January welcomed a new semester at Lincoln University in Jefferson City, Missouri, and the first students to attend the Lincoln University Law Enforcement Training Academy (LULETA), the first police academy on the campus of a historically black college and university (HBCU).
“As a former sheriff, I was honored to help establish the nation’s first law enforcement training academy at our very own Lincoln University, Missouri,” Governor Mike Parson noted in a Facebook post.
The Peace Officer Standards and Training (POST) Commission chose the HBCU to host the 16-credit-hour program specifically to attract people of color to the law enforcement profession.
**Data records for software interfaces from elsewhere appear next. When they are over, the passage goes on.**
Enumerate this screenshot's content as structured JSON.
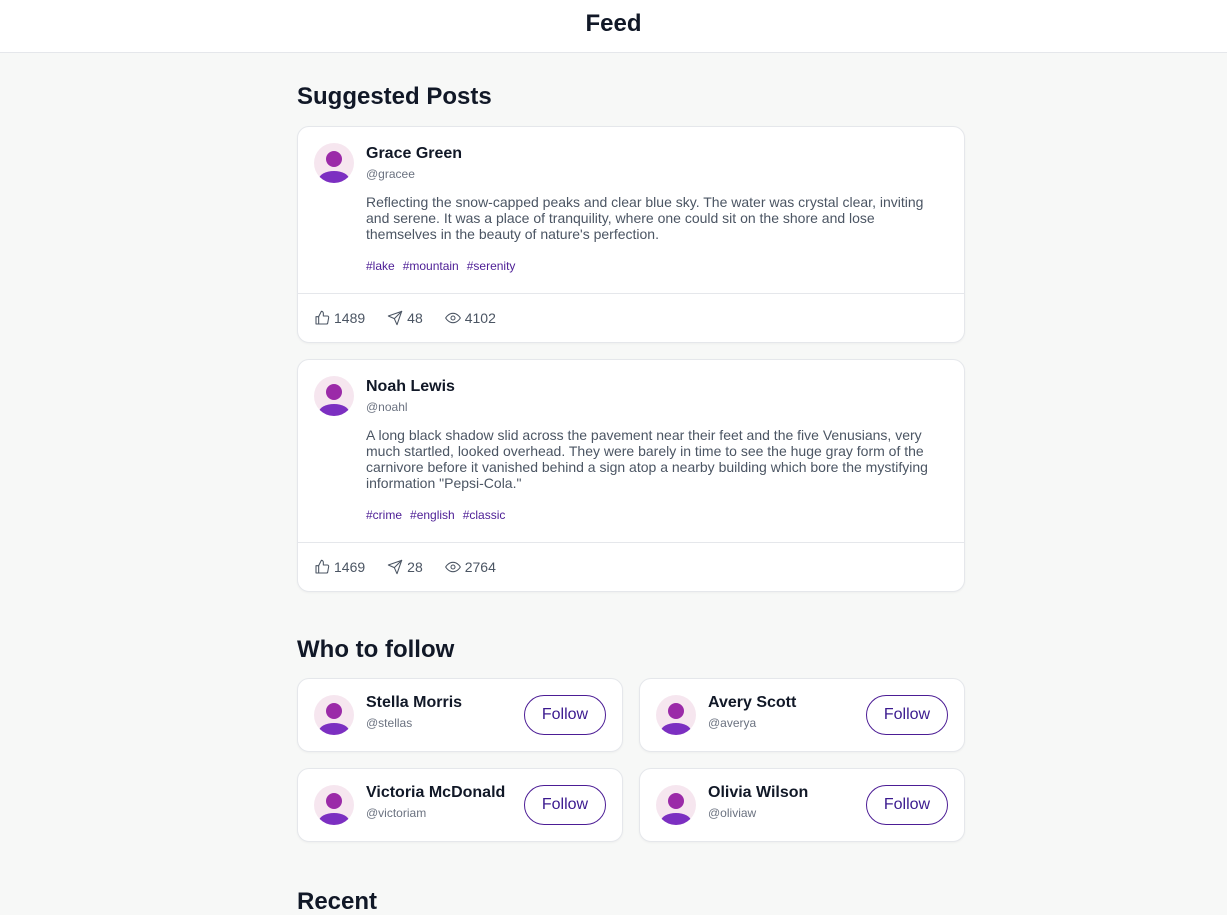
{
  "header": {
    "title": "Feed"
  },
  "suggested": {
    "title": "Suggested Posts",
    "posts": [
      {
        "name": "Grace Green",
        "handle": "@gracee",
        "text": "Reflecting the snow-capped peaks and clear blue sky. The water was crystal clear, inviting and serene. It was a place of tranquility, where one could sit on the shore and lose themselves in the beauty of nature's perfection.",
        "tags": [
          "#lake",
          "#mountain",
          "#serenity"
        ],
        "likes": "1489",
        "shares": "48",
        "views": "4102"
      },
      {
        "name": "Noah Lewis",
        "handle": "@noahl",
        "text": "A long black shadow slid across the pavement near their feet and the five Venusians, very much startled, looked overhead. They were barely in time to see the huge gray form of the carnivore before it vanished behind a sign atop a nearby building which bore the mystifying information \"Pepsi-Cola.\"",
        "tags": [
          "#crime",
          "#english",
          "#classic"
        ],
        "likes": "1469",
        "shares": "28",
        "views": "2764"
      }
    ]
  },
  "who_to_follow": {
    "title": "Who to follow",
    "button_label": "Follow",
    "users": [
      {
        "name": "Stella Morris",
        "handle": "@stellas"
      },
      {
        "name": "Avery Scott",
        "handle": "@averya"
      },
      {
        "name": "Victoria McDonald",
        "handle": "@victoriam"
      },
      {
        "name": "Olivia Wilson",
        "handle": "@oliviaw"
      }
    ]
  },
  "recent": {
    "title": "Recent"
  },
  "icons": {
    "like": "thumbs-up-icon",
    "share": "send-icon",
    "views": "eye-icon",
    "avatar": "user-avatar-icon"
  },
  "colors": {
    "accent": "#4c1d95",
    "avatar_bg": "#f6e6ef",
    "avatar_head": "#9b2aa8",
    "avatar_body": "#7c2fc1"
  }
}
It is staffed by Lincoln University faculty and police officers under the guidance of Lincoln University Police Chief Gary Hill.
“It puts an academy right where we have a large amount of minorities, so it gives them easy access to it,” Hill told KMOV. “I think it’s very important to understand that when we try to figure out why do we have so much tension between the minority communities and law enforcement, is to understand the history of law enforcement and history of the laws that law enforcement used to enforce, and that’s the Jim Crow laws.”
LULETA applicants must apply to the university but need not belong to an academic degree program, per reporting by the News Tribune. That said, approximately 80% of the academy’s inaugural class are also students at Lincoln. In addition to coursework, LULETA students will spend their final semester at the university doing full-time police training. After graduation, candidates must pass a POST certification test before qualifying to work as law enforcement professionals.
Currently, LULETA operates with a one-year probationary license, but if the program meets all auditing requirements, it could be granted a three-year license.